The BOC's main responsibility is to keep inflation near the mid-point of its 1-3% range. Everything else, including the value of the dollar, is secondary.Inflation is now sitting above this point and at a four-year record, so the likelihood is that rates will move higher.

mold city
mold city
13 years ago

Right. This one only adds up to about $400 per year. And the one before that? Or how about the predicted future rate increases – you see where this is going?I agree that the 'death of a thousand cuts' isn't likely to kill this market quickly – there's too little sense in it to be swayed to little bits of reality seeping in.Overshoot on the down is likely as thats the way this market seems to work. Just make sure you don't have to sell at that point, and I sure wouldn't be buying anything as an 'investment' in this town right now.

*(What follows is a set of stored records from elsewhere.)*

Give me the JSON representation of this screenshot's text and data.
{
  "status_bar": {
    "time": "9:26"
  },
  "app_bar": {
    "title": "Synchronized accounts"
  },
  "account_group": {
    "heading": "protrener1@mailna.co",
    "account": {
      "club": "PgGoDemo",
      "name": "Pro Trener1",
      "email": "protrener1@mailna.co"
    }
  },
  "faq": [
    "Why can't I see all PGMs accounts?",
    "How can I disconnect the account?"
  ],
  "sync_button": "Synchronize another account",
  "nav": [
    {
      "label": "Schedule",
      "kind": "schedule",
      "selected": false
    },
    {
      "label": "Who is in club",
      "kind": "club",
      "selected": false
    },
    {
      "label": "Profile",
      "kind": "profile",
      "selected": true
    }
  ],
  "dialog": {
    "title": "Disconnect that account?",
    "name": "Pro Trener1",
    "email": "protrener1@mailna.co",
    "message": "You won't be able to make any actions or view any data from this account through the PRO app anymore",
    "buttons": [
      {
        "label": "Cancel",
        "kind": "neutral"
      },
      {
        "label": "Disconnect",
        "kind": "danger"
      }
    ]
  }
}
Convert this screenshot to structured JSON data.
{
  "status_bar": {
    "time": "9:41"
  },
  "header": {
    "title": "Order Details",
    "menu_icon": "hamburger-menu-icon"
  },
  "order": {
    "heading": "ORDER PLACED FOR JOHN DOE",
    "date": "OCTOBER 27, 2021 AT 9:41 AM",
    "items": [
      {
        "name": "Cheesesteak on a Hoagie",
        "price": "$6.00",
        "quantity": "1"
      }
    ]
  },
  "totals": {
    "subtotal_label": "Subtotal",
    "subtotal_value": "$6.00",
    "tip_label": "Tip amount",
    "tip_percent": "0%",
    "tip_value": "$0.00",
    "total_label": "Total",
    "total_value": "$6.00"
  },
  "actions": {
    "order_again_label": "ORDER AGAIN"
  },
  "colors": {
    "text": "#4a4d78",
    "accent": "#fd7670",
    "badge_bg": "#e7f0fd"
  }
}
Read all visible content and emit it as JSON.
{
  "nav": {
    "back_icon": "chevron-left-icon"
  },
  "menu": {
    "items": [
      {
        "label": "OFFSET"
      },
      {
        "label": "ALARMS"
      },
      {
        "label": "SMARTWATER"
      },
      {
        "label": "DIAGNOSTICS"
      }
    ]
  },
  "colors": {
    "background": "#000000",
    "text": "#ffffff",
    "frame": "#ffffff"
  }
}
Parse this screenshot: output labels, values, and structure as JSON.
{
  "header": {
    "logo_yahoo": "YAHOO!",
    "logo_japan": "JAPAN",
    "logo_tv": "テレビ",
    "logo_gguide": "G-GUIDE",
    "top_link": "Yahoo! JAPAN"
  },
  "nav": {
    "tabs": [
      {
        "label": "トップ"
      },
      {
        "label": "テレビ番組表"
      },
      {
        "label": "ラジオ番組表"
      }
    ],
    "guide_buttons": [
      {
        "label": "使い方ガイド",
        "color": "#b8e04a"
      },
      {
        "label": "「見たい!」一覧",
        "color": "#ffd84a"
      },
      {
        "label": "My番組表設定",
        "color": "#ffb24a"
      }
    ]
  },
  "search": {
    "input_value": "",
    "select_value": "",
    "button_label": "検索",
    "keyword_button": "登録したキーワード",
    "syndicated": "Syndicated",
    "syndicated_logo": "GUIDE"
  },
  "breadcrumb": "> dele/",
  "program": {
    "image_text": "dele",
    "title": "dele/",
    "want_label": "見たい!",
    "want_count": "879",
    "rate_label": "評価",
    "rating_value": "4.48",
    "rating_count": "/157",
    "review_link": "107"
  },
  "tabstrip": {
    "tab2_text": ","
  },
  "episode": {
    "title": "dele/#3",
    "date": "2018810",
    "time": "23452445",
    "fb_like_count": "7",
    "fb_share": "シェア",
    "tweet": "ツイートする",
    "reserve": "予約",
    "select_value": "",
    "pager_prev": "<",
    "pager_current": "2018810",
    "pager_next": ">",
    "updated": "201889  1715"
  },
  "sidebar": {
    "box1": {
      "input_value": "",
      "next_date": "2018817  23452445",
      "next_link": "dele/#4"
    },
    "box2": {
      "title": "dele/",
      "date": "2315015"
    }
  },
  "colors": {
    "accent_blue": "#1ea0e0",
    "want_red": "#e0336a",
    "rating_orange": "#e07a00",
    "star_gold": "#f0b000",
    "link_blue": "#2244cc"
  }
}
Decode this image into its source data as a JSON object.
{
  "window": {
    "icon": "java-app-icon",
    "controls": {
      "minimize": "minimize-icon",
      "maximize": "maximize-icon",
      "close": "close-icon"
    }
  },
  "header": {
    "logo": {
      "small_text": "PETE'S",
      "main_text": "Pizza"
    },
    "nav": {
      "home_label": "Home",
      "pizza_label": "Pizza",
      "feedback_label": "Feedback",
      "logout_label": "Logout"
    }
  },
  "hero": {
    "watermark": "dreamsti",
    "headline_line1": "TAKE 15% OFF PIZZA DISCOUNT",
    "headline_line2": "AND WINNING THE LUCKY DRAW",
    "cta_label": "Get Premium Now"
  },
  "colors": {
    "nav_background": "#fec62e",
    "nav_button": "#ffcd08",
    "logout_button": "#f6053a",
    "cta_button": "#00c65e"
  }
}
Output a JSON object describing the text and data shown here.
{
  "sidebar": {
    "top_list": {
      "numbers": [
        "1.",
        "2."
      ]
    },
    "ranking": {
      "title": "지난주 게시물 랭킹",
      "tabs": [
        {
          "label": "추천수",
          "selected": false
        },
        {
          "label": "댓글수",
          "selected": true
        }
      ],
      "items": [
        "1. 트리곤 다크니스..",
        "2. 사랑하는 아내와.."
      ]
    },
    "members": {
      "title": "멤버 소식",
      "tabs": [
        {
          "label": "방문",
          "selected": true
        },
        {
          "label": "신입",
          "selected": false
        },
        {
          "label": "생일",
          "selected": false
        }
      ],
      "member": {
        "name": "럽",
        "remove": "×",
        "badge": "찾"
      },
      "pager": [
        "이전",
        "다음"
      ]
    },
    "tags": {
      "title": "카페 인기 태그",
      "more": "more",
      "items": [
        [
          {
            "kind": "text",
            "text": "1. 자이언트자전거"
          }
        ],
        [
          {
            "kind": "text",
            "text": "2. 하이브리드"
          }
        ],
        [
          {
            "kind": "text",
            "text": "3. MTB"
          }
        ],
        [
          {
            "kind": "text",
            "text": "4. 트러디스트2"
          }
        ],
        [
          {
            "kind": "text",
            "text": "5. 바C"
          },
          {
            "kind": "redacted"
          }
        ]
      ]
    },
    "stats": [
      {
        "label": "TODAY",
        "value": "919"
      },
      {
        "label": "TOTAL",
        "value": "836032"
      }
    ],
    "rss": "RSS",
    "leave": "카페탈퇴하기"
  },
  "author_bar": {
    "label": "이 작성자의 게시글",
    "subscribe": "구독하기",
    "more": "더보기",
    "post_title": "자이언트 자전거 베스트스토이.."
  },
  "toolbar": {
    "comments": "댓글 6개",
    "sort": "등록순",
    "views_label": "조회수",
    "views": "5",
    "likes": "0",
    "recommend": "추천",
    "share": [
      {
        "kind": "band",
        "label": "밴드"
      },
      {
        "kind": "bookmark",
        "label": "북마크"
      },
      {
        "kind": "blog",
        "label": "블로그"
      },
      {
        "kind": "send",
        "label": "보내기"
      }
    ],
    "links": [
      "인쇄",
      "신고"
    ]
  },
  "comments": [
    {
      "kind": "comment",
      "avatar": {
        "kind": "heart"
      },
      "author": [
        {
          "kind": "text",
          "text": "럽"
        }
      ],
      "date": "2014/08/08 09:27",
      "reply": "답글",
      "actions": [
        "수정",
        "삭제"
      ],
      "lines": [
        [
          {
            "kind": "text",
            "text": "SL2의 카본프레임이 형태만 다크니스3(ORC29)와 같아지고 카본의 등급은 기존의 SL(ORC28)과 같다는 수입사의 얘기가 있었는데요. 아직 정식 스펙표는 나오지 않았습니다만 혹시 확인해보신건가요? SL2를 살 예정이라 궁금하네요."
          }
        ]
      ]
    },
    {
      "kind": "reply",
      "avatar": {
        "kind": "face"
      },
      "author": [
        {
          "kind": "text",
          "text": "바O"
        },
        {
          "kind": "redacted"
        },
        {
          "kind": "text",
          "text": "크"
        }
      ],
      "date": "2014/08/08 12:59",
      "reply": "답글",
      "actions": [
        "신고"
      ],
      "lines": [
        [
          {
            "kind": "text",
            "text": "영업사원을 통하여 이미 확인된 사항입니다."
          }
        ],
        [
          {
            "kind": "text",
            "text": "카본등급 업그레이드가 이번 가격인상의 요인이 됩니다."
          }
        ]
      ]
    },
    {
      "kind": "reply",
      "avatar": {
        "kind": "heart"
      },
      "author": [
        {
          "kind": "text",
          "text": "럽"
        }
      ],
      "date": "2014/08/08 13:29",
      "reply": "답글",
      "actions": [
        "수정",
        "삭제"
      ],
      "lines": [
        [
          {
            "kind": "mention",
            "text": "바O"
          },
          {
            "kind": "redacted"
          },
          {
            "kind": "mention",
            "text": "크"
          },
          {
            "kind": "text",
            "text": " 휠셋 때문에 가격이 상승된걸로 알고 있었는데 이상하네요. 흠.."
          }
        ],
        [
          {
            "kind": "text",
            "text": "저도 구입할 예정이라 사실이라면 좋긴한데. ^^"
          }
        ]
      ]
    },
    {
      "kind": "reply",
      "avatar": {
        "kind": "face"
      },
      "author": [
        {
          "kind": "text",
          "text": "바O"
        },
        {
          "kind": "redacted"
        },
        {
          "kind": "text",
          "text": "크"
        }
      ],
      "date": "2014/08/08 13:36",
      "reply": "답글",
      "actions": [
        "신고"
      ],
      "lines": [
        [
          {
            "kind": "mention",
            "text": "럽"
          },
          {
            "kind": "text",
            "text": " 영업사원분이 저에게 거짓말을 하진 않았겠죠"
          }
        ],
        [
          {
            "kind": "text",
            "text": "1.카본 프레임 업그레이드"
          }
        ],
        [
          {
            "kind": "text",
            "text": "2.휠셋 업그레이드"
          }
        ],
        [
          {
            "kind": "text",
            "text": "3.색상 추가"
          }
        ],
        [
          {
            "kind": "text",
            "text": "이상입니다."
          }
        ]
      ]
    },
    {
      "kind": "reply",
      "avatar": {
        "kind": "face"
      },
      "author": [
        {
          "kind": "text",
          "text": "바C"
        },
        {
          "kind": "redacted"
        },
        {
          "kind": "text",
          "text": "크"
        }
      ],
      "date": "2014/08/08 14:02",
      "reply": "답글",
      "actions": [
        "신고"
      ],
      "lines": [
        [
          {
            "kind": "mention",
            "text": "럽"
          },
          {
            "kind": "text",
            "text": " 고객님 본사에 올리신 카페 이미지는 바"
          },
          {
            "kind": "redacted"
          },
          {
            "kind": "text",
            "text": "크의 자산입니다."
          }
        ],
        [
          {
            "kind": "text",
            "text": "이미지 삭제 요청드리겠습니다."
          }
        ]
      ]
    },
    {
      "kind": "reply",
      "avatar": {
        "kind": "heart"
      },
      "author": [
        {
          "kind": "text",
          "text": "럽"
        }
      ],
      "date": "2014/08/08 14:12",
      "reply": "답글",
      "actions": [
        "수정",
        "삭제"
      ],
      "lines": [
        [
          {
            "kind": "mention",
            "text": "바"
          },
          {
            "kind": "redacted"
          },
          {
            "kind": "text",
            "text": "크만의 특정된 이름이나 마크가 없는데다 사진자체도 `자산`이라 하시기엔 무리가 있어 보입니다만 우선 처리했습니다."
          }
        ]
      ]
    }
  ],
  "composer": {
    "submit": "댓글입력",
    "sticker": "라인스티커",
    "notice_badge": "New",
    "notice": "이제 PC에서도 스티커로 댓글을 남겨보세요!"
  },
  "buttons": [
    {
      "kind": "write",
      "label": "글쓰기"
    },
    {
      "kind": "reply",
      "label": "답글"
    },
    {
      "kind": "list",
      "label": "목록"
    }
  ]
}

dosh
dosh
13 years ago

As freako points out this is a tiny rate increase, no need to get excited. Do you know anyone that can't afford an extra $400 a year?

freako
freako
13 years ago

Looks like some good info which is nearly lost on a website that was made by a 12 year old on a commodore 64. Hey, that was bleeding edge web design circa 1996. For some great fun check out wayback machine. They have some stuff "captured" from around then. The McDonalds Corporate webpage looked no better.

freako
freako
13 years ago

Any one care to make a prediction about the US/CAD exchange rate over the next 6 months? If you want to know what the market thinks, check the futures, or crank your own using interest rate parity. Turns out htat the market doesn't think too hard, the forward rate is tied to a narrow range by arbitrage. If you know better, go ahead and make your zillions using derivatis.What interest rate parity really means is that the bonds of a given duration (say 5 years), include expectations about rate changes. If they didn't, you could just short a bond in once currency (the lower interest one), and buy the other one.

freako
freako
13 years ago

I ran the GV detached benchmark again with the new rates. Didn't jot it down, but added $30 something dollars, or about $400 a year. Not a lot, but still a fair chunk of change given the already very very tight situation.

Drachen
Drachen
13 years ago

Oh I know who Hudson is now. I read "Road to Serfdom" in Harpers about 6 months back. Pretty good article but very America-centric if I remember correctly.

Drachen
Drachen
13 years ago

Nah, then we'd be neighbours with Chipman.Was there something in particular you had in mind on that web site VRC?Looks like some good info which is nearly lost on a website that was made by a 12 year old on a commodore 64.

the pope
the pope
13 years ago

make sure you put "quotes" around your link like this: [a href="http://thelink"]–the description–[/a]more info <a HREF="http://vancouvercondo.info/2007/01/comment-tips.html&quot; REL="nofollow">here.Its not a very straight-forward system, but thats what blogger uses so for now its what we're stuck with. Anyone think I should switch this site over to wordpress?

van-realestate-crash
van-realestate-crash
13 years ago

Your most reverend Excellency pope, for some reason the “link description” shows up a the date?

van-realestate-crash
van-realestate-crash
13 years ago

Sorry, too many quick drinks at lunch. But I did walk back.

Jim
Jim
13 years ago

Debated this earlier(offline-remember the offline world?). Would the rise in rates offset any reduction in prices caused by the rise in rates. My thoughts:the reduction in rates post 911 at first caused a corresponding(balanced?) increase in home prices. Then prices kept rising despite rate increases. So I would conclude the elasticity will allow prices to overshoot(significantly) on the downside. Just as they overshot on the way up.